The term buccal refers to anything related to the inside of the cheek. It comes from the Latin word bucca, which means cheek or mouth.
In anatomy, the buccal region is the area inside the oral cavity between the upper and lower jaws, extending from the lip to the rear of the throat. This region contains important structures such as the buccal mucosa, buccal fat pads, buccal glands, and buccinator muscles.
- Buccal mucosa: The buccal mucosa is the moist lining of the inner cheek. It is composed of a thin layer of epithelial cells that secrete mucus to keep the mouth lubricated. This mucous membrane plays a vital role in protecting the underlying tissues from potential damage and infection.
- Buccal fat pads: Also known as Bichat’s fat pads, buccal fat pads are fatty deposits located in the buccal region. These pads provide natural padding to the cheeks, contributing to facial contours and facial expressions. They are involved in the formation of the fullness and roundness observed in certain individuals’ cheeks.
- Buccal glands: Small clusters of salivary glands located in the buccal region. These glands produce saliva, which aids in the initial digestion of food, facilitates swallowing, and maintains oral hygiene. They secrete enzymes and other substances that break down food particles in preparation for further digestion.
- Buccal muscles: The major muscles of the cheeks. They extend horizontally across the sides of the face and are responsible for various functions, including facial expressions, mastication (chewing), and maintaining oral competence during speaking and swallowing. These muscles are vital for proper speech production and preventing food or liquid from leaking out of the oral cavity.
Buccal drug administration: A common technique used in medicine. It involves placing medication or drugs between the cheek and gum or inside the cheek pouch. This route of drug administration is advantageous in certain situations, such as when patients have difficulty swallowing or when a rapid onset of action is desired. The medication is absorbed through the buccal mucosa and enters the bloodstream, bypassing the gastrointestinal tract.

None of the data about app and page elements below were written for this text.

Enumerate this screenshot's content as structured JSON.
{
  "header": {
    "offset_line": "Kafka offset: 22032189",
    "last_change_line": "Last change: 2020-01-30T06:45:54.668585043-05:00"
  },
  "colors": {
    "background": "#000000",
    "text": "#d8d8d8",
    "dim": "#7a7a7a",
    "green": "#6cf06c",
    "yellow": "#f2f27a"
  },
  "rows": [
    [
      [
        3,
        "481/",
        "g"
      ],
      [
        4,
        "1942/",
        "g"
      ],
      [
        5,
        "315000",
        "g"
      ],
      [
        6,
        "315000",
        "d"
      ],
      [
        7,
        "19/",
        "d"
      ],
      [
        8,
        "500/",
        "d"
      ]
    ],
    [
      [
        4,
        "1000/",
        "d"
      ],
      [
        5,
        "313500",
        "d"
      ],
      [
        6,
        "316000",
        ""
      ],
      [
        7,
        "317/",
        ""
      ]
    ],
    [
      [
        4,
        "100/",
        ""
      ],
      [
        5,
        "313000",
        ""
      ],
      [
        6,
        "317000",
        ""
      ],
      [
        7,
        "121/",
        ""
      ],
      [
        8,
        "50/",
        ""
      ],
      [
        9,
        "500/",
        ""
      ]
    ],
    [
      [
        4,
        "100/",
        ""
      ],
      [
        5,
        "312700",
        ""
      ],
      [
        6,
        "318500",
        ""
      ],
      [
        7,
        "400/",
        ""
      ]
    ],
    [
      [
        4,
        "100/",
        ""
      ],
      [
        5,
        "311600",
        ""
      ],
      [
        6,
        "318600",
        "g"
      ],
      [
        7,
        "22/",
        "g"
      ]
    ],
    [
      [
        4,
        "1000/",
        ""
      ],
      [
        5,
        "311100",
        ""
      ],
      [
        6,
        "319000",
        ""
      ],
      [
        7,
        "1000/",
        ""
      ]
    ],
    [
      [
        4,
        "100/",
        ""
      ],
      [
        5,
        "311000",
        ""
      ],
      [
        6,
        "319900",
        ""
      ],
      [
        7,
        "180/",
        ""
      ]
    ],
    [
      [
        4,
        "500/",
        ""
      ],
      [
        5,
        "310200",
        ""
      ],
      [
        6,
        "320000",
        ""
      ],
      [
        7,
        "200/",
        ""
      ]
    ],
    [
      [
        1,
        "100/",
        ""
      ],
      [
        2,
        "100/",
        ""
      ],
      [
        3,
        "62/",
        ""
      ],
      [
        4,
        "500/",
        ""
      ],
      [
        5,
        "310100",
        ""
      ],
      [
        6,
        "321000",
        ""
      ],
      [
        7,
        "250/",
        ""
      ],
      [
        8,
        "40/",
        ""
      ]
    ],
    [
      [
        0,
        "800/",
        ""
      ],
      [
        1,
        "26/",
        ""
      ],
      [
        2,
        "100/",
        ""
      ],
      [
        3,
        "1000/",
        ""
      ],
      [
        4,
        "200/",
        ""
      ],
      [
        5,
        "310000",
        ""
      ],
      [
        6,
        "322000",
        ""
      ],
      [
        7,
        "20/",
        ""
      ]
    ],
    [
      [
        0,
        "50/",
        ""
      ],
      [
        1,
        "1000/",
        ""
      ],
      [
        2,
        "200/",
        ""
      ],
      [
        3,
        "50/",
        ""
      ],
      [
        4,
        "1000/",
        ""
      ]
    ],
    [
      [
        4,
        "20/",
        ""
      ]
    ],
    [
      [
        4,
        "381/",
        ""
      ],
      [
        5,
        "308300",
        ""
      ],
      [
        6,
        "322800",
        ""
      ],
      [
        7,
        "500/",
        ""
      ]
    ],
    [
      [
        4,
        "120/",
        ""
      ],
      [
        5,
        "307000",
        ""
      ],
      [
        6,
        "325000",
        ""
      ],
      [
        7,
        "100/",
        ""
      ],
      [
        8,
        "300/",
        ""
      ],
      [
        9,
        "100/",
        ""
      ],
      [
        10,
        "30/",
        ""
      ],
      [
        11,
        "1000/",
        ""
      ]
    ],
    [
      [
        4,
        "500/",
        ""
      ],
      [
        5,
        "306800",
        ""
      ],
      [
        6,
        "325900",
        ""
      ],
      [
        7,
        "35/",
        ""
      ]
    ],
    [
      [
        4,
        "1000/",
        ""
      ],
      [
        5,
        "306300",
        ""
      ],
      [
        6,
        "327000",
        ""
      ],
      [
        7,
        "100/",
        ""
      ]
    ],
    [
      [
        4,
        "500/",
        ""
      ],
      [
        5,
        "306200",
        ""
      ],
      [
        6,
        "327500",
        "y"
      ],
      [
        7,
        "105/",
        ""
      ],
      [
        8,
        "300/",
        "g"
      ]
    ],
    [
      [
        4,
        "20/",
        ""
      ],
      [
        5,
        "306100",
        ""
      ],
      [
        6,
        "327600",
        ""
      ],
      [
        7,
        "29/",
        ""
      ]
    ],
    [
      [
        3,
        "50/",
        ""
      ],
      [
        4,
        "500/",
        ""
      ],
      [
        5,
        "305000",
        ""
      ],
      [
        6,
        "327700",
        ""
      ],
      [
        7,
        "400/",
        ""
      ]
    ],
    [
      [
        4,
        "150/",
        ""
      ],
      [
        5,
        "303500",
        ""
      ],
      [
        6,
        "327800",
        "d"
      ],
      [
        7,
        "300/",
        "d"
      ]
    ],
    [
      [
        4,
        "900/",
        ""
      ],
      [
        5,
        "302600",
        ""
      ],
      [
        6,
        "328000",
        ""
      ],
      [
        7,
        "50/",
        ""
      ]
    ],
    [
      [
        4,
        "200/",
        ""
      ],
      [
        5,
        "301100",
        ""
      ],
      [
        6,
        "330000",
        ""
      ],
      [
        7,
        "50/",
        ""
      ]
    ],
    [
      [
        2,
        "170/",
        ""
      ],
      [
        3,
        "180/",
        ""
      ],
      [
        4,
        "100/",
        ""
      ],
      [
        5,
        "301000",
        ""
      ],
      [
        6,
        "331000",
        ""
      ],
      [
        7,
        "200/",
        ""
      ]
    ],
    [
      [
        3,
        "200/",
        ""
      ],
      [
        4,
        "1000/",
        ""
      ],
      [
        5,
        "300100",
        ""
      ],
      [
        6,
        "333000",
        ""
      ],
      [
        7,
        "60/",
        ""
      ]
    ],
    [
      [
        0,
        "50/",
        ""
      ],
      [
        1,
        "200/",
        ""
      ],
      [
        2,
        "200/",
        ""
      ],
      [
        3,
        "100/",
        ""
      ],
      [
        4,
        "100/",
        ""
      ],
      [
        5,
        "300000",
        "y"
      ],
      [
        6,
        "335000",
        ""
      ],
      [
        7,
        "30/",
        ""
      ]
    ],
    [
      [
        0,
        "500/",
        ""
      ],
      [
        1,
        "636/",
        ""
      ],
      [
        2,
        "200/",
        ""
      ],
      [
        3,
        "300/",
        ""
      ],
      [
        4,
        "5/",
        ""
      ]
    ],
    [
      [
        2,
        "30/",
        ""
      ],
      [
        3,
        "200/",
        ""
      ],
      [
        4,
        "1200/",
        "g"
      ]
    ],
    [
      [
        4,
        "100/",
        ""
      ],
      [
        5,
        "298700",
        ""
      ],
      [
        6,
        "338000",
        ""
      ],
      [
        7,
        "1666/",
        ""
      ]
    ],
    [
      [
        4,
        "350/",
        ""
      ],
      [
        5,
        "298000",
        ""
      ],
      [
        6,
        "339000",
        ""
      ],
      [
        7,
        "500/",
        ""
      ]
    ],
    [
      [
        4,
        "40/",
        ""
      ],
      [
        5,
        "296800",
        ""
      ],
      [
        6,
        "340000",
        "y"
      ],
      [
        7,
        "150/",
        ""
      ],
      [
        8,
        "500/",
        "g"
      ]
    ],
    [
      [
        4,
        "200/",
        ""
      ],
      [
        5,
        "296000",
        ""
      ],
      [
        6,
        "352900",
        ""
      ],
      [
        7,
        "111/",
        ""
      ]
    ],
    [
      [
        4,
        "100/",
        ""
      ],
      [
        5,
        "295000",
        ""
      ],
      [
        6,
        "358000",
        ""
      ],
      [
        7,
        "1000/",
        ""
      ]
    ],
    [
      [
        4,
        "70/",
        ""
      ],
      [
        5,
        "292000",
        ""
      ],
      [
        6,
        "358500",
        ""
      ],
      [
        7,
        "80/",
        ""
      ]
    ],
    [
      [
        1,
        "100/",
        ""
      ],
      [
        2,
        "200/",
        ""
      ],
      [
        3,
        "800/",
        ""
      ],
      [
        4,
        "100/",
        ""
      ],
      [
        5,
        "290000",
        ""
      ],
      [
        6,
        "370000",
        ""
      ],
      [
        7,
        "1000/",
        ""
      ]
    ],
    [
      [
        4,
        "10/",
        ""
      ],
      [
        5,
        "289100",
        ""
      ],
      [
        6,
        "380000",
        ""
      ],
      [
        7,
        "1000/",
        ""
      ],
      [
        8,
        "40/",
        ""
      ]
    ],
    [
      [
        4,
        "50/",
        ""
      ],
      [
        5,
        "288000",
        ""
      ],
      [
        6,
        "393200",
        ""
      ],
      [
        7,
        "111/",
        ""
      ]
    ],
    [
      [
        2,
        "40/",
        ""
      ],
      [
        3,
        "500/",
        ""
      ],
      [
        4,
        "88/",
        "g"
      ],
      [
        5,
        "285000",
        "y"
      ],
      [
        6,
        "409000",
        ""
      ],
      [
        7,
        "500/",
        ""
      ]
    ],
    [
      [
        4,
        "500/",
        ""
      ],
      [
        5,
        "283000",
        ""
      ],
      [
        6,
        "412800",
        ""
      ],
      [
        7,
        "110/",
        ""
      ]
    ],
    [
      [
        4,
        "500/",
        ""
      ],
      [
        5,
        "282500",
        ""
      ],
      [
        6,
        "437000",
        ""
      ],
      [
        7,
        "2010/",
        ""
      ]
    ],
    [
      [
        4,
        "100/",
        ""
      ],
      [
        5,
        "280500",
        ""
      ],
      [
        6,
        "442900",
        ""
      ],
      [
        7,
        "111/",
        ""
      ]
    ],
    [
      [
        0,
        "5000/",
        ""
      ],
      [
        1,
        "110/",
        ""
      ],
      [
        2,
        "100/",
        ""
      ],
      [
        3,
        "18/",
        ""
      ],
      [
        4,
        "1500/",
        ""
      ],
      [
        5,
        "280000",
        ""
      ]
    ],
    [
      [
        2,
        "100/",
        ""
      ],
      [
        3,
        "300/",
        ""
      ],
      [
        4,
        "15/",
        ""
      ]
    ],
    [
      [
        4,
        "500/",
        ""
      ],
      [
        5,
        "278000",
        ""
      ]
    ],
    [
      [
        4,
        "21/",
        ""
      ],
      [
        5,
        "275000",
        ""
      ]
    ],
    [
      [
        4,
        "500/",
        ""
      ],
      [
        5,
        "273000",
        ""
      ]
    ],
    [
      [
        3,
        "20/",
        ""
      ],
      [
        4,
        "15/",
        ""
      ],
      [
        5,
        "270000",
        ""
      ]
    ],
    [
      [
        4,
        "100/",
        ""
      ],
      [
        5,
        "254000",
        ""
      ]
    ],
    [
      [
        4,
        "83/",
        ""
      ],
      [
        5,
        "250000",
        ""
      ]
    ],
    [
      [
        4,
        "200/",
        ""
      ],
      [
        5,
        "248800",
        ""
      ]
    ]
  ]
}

Buccal branches of nerves and blood vessels: Traverse the buccal region, supplying sensation and nourishment to the cheek and surrounding structures.
I hope this blog post has helped you learn more about the buccal region.